On January 19, 2015, TLC announced their plans to record and release their fifth and final album with the launch of a Kickstarter campaign. They were asking fans to help FINANCE the project by donating a pledge of at least $5 to reach their goal of $150,000.[47] In less than 48 hours, they surpassed their goal of raising $150,000 for production costs of their new album, helping the group become the “fastest most FUNDED pop project in Kickstarter history”. It is noted that New Kids On The Block donated $10,000 and Katy Perry donated $5,000. Among other artists who donated were Soulja Boy, Bette Midler andJustin Timberlake. The Kickstarter campaign ran for 30 days, ending on February 19, 2015. The campaign raised $400,000, which is $250,000 more than TLC originally asked for.

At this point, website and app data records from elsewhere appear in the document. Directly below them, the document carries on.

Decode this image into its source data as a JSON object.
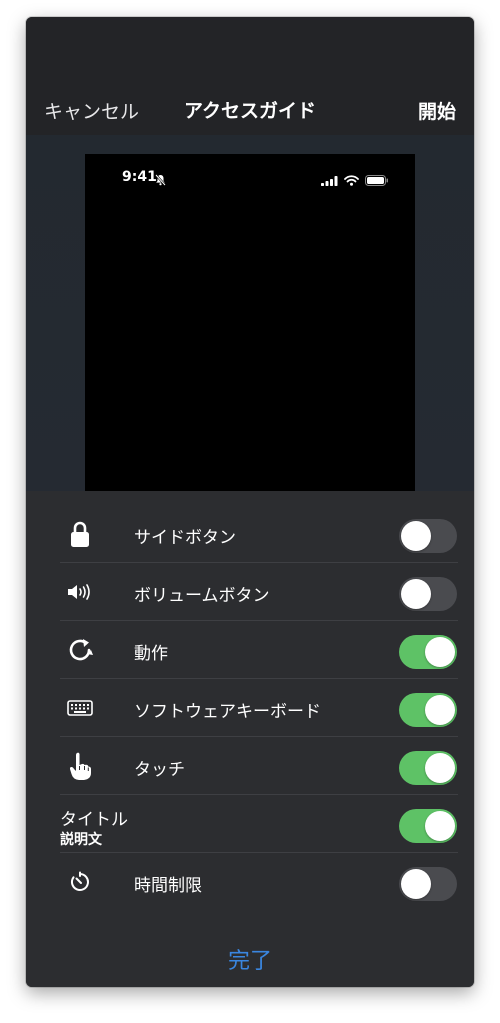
{
  "navbar": {
    "cancel_label": "キャンセル",
    "title": "アクセスガイド",
    "start_label": "開始"
  },
  "preview": {
    "status_time": "9:41"
  },
  "options": {
    "items": [
      {
        "label": "サイドボタン",
        "icon": "lock-icon",
        "enabled": false
      },
      {
        "label": "ボリュームボタン",
        "icon": "speaker-icon",
        "enabled": false
      },
      {
        "label": "動作",
        "icon": "rotate-icon",
        "enabled": true
      },
      {
        "label": "ソフトウェアキーボード",
        "icon": "keyboard-icon",
        "enabled": true
      },
      {
        "label": "タッチ",
        "icon": "hand-pointer-icon",
        "enabled": true
      },
      {
        "label": "タイトル",
        "sublabel": "説明文",
        "enabled": true
      },
      {
        "label": "時間制限",
        "icon": "timer-icon",
        "enabled": false
      }
    ]
  },
  "footer": {
    "done_label": "完了"
  },
  "colors": {
    "toggle_on": "#5ec266",
    "toggle_off": "#4a4b4f",
    "accent": "#3a86e0"
  }
}
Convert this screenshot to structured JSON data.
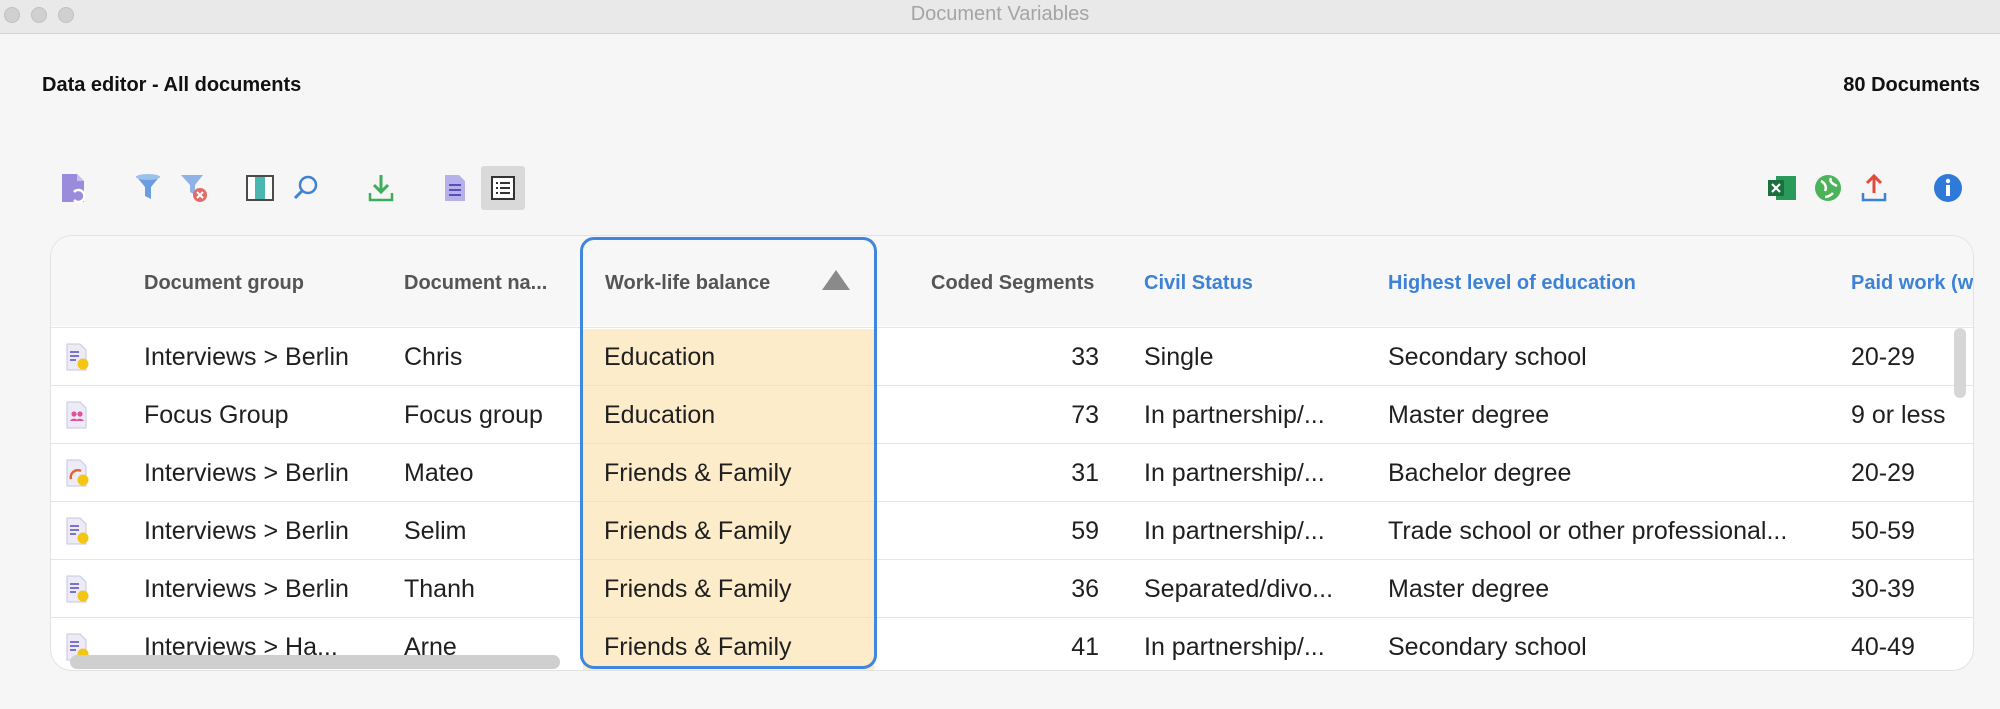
{
  "window": {
    "title": "Document Variables"
  },
  "header": {
    "title": "Data editor - All documents",
    "count": "80 Documents"
  },
  "toolbar": {
    "left": [
      "new-document-icon",
      "filter-icon",
      "clear-filter-icon",
      "columns-icon",
      "search-icon",
      "import-icon",
      "list-view-icon",
      "detail-view-icon"
    ],
    "right": [
      "excel-export-icon",
      "web-export-icon",
      "upload-export-icon",
      "info-icon"
    ]
  },
  "table": {
    "columns": {
      "doc_group": "Document group",
      "doc_name": "Document na...",
      "work_life": "Work-life balance",
      "coded": "Coded Segments",
      "civil": "Civil Status",
      "education": "Highest level of education",
      "paid_work": "Paid work (w"
    },
    "sort": {
      "column": "Work-life balance",
      "direction": "ascending"
    },
    "rows": [
      {
        "icon": "text-document-icon",
        "doc_group": "Interviews > Berlin",
        "doc_name": "Chris",
        "work_life": "Education",
        "coded": "33",
        "civil": "Single",
        "education": "Secondary school",
        "paid_work": "20-29"
      },
      {
        "icon": "focus-group-icon",
        "doc_group": "Focus Group",
        "doc_name": "Focus group",
        "work_life": "Education",
        "coded": "73",
        "civil": "In partnership/...",
        "education": "Master degree",
        "paid_work": "9 or less"
      },
      {
        "icon": "media-document-icon",
        "doc_group": "Interviews > Berlin",
        "doc_name": "Mateo",
        "work_life": "Friends & Family",
        "coded": "31",
        "civil": "In partnership/...",
        "education": "Bachelor degree",
        "paid_work": "20-29"
      },
      {
        "icon": "text-document-icon",
        "doc_group": "Interviews > Berlin",
        "doc_name": "Selim",
        "work_life": "Friends & Family",
        "coded": "59",
        "civil": "In partnership/...",
        "education": "Trade school or other professional...",
        "paid_work": "50-59"
      },
      {
        "icon": "text-document-icon",
        "doc_group": "Interviews > Berlin",
        "doc_name": "Thanh",
        "work_life": "Friends & Family",
        "coded": "36",
        "civil": "Separated/divo...",
        "education": "Master degree",
        "paid_work": "30-39"
      },
      {
        "icon": "text-document-icon",
        "doc_group": "Interviews > Ha...",
        "doc_name": "Arne",
        "work_life": "Friends & Family",
        "coded": "41",
        "civil": "In partnership/...",
        "education": "Secondary school",
        "paid_work": "40-49"
      }
    ]
  },
  "colors": {
    "accent": "#3f86de",
    "highlight": "#fdecca",
    "header_blue": "#3d82d6"
  }
}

In May, TLC embarked on a North American tour with New Kids On The Block and Nelly titled The Main Event Tour.

Vibe believed that there would be no “all-black female R&B group having a chemistry, cultural and commercial impact as remotely comparable as TLC” and dubbed CrazySexyCool as “the blueprint for female ensembles to follow”. The Philippine Daily Inquirer called TLC “the most influential female group the world has ever seen”. Singer Beyoncé, the former lead singer of Destiny’s Child, stated that “TLC has influenced just about every female group that’s out there now, and they definitely influenced Destiny’s Child.” Craig JC from Clutch wrote that TLC was “big and influential” during the 1990s and that their contemporaries such as SWV, Total, Blaque, 3LW, Brownstone, 702, Jade, Xscape and En Vogue did not have TLC’s crossover appeal. David A. Keeps from Rolling Stone explained the impact of TLC:

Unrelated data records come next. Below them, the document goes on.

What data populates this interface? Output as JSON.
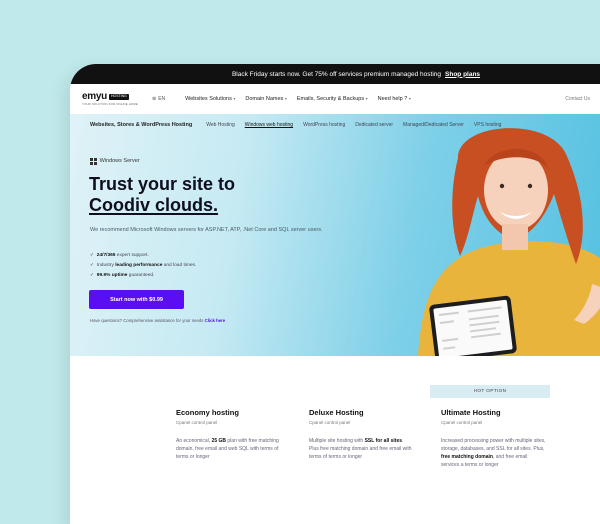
{
  "promo": {
    "text": "Black Friday starts now. Get 75% off services premium managed hosting",
    "link": "Shop plans"
  },
  "nav": {
    "logo_word": "emyu",
    "logo_badge": "HOSTING",
    "logo_tag": "YOUR SOLUTION FOR ONLINE HOME",
    "lang": "EN",
    "items": [
      "Websites Solutions",
      "Domain Names",
      "Emails, Security & Backups",
      "Need help ?"
    ],
    "contact": "Contact Us",
    "button": "S"
  },
  "subnav": {
    "category": "Websites, Stores & WordPress Hosting",
    "items": [
      "Web Hosting",
      "Windows web hosting",
      "WordPress hosting",
      "Dedicated server",
      "Managed/Dedicated Server",
      "VPS hosting"
    ],
    "active_index": 1
  },
  "hero": {
    "badge": "Windows Server",
    "title_line1": "Trust your site to",
    "title_line2": "Coodiv clouds.",
    "lead": "We recommend Microsoft Windows servers for ASP.NET, ATP, .Net Core and SQL server users.",
    "bullets": [
      {
        "bold": "24/7/365",
        "text": " expert support."
      },
      {
        "pre": "Industry ",
        "bold": "leading performance",
        "text": " and load times."
      },
      {
        "bold": "99.9% uptime",
        "text": " guaranteed."
      }
    ],
    "cta": "Start now with $0.99",
    "fineprint": "Have questions? Comprehensive assistance for your needs",
    "fineprint_link": "Click here"
  },
  "plans": {
    "hot_label": "HOT OPTION",
    "items": [
      {
        "name": "Economy hosting",
        "caption": "Cpanel control panel",
        "desc_pre": "An economical, ",
        "desc_bold": "25 GB",
        "desc_post": " plan with free matching domain, free email and web SQL with terms of terms or longer"
      },
      {
        "name": "Deluxe Hosting",
        "caption": "Cpanel control panel",
        "desc_pre": "Multiple site hosting with ",
        "desc_bold": "SSL for all sites",
        "desc_post": ". Plus free matching domain and free email with terms of terms or longer"
      },
      {
        "name": "Ultimate Hosting",
        "caption": "Cpanel control panel",
        "desc_pre": "Increased processing power with multiple sites, storage, databases, and SSL for all sites. Plus, ",
        "desc_bold": "free matching domain",
        "desc_post": ", and free email services a terms or longer"
      }
    ]
  },
  "colors": {
    "accent": "#5c0ef2",
    "dark": "#111111",
    "hero_start": "#dff2f7",
    "hero_end": "#4fbfe0"
  }
}
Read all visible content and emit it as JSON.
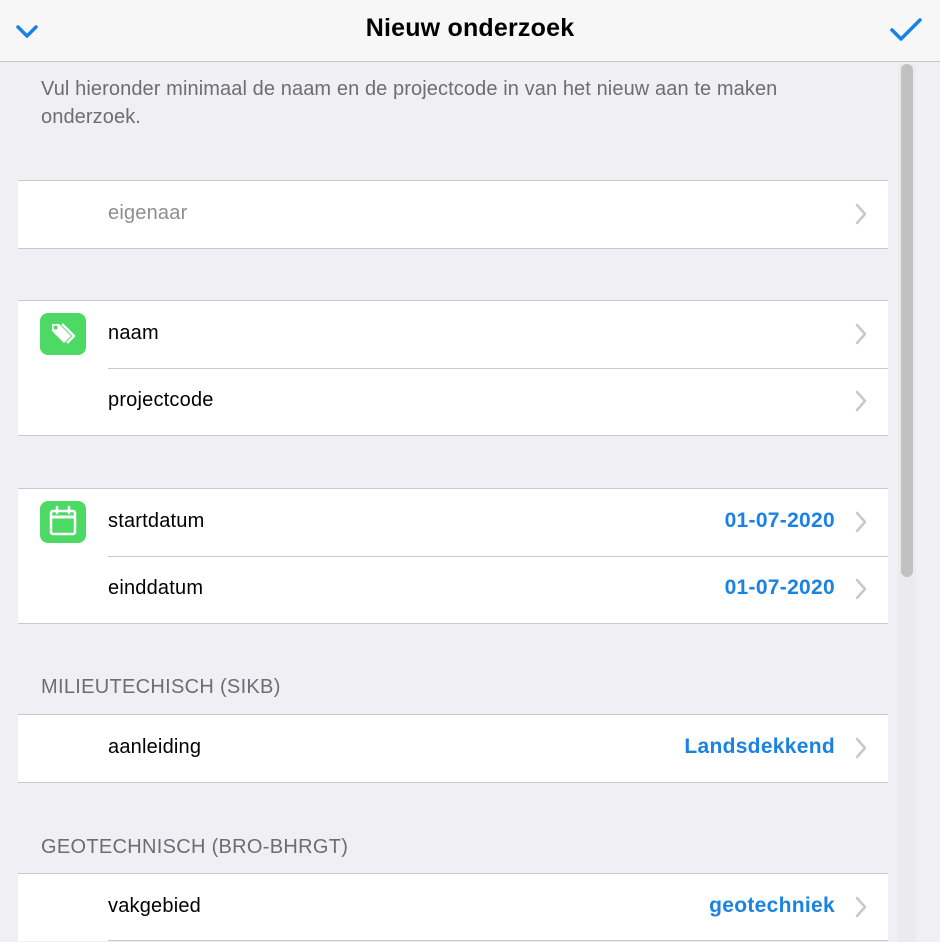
{
  "navbar": {
    "title": "Nieuw onderzoek",
    "left_icon": "chevron-down-icon",
    "right_icon": "checkmark-icon",
    "accent": "#1a82e2"
  },
  "intro": "Vul hieronder minimaal de naam en de projectcode in van het nieuw aan te maken onderzoek.",
  "groups": {
    "owner": {
      "rows": [
        {
          "label": "eigenaar"
        }
      ]
    },
    "identity": {
      "icon": "tag-icon",
      "rows": [
        {
          "label": "naam"
        },
        {
          "label": "projectcode"
        }
      ]
    },
    "dates": {
      "icon": "calendar-icon",
      "rows": [
        {
          "label": "startdatum",
          "value": "01-07-2020"
        },
        {
          "label": "einddatum",
          "value": "01-07-2020"
        }
      ]
    },
    "environmental": {
      "header": "MILIEUTECHISCH (SIKB)",
      "rows": [
        {
          "label": "aanleiding",
          "value": "Landsdekkend"
        }
      ]
    },
    "geotechnical": {
      "header": "GEOTECHNISCH (BRO-BHRGT)",
      "rows": [
        {
          "label": "vakgebied",
          "value": "geotechniek"
        }
      ]
    }
  },
  "colors": {
    "icon_green": "#4cd964",
    "value_blue": "#1a82e2",
    "background": "#efeff4"
  }
}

“TLC’s career has been filled with both hits and headlines. The group was one of the few R&B acts to build a strong identity out of its initial success, and they exerted more control over each successive record. Their music – particularly the 11-million-selling CrazySexyCool and the 6-million-selling FanMail, both of which won two Grammys each – set the standard for contemporary R&B. TLC helped to pioneer a deft blend of acoustic and computer sounds that paved the way for groups like Destiny’s Child, as did their image as independent women. Whether addressing AIDS in ‘Waterfalls’ or the struggle for female self-esteem in ‘Unpretty’, they showed themselves able to take serious issues to the top of the pop charts.”

TLC is the best-selling American girl group of all time, with 85 million records sold worldwide, along with being the second best selling girl group worldwide, after the Spice Girls. According to the Recording Industry Association of America (RIAA), TLC is the best-selling female singing group in American music history, with 23 million certified albums. Along with the Dixie Chicks, TLC is one of two female ensembles to receive the RIAA diamond award, which indicates sales of 10,000,000 copies. According to Billboard, TLC is the second most successful girl group of all time on the Billboard charts, behind only the Supremes.